[Input data]

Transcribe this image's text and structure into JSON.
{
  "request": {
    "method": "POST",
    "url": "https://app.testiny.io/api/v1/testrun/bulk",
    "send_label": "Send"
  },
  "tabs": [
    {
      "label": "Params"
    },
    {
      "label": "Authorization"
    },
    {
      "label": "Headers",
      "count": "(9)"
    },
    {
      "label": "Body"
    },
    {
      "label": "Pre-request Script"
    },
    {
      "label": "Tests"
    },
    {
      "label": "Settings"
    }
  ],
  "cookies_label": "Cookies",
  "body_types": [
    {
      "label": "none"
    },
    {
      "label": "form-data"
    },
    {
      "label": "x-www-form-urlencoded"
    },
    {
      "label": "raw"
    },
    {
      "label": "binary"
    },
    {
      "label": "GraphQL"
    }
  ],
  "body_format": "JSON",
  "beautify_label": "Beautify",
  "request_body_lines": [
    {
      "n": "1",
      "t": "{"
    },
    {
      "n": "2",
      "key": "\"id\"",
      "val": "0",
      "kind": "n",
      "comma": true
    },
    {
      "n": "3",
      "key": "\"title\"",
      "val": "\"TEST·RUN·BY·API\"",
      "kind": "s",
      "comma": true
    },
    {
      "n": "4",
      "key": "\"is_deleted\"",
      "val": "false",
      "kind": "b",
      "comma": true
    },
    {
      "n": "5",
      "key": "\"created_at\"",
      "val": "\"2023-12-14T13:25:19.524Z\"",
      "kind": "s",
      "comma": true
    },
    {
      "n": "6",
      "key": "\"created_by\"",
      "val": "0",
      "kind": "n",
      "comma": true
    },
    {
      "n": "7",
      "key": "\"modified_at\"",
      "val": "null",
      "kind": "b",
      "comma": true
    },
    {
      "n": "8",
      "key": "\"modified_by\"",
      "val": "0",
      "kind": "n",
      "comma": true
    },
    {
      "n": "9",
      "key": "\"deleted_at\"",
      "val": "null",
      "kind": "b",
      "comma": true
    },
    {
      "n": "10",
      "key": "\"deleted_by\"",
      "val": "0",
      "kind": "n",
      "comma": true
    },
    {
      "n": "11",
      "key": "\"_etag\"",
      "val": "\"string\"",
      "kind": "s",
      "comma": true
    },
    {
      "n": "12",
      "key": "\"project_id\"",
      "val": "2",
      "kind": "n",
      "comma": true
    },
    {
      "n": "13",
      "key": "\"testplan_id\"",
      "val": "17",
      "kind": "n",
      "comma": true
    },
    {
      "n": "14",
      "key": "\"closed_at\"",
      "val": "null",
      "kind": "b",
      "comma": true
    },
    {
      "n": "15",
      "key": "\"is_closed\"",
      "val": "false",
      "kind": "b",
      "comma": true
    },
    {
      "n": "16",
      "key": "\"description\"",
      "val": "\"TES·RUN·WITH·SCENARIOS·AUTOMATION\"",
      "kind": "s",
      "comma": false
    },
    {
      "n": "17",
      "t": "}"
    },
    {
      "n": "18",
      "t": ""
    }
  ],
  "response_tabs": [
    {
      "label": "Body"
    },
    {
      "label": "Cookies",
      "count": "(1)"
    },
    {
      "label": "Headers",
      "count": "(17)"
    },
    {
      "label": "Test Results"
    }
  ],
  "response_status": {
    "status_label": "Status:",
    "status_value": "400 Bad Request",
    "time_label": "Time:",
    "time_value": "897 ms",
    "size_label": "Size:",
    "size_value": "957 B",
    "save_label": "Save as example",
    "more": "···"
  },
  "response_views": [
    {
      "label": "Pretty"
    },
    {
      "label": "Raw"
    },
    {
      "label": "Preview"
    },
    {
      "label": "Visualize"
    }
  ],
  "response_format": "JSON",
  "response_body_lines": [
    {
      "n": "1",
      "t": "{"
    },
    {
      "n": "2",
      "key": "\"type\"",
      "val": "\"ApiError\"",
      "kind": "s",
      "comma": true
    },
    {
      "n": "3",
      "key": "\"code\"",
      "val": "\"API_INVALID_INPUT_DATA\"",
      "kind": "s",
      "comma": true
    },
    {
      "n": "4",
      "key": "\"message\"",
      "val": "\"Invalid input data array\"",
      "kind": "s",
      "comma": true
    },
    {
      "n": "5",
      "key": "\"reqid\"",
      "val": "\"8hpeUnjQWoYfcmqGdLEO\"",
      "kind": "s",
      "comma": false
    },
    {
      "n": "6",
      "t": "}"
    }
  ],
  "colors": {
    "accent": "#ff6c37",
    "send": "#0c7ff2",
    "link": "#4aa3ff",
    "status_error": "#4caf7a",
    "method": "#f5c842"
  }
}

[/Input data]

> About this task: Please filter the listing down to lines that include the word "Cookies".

> Answer to the exercise:
  "cookies_label": "Cookies",
      "label": "Cookies",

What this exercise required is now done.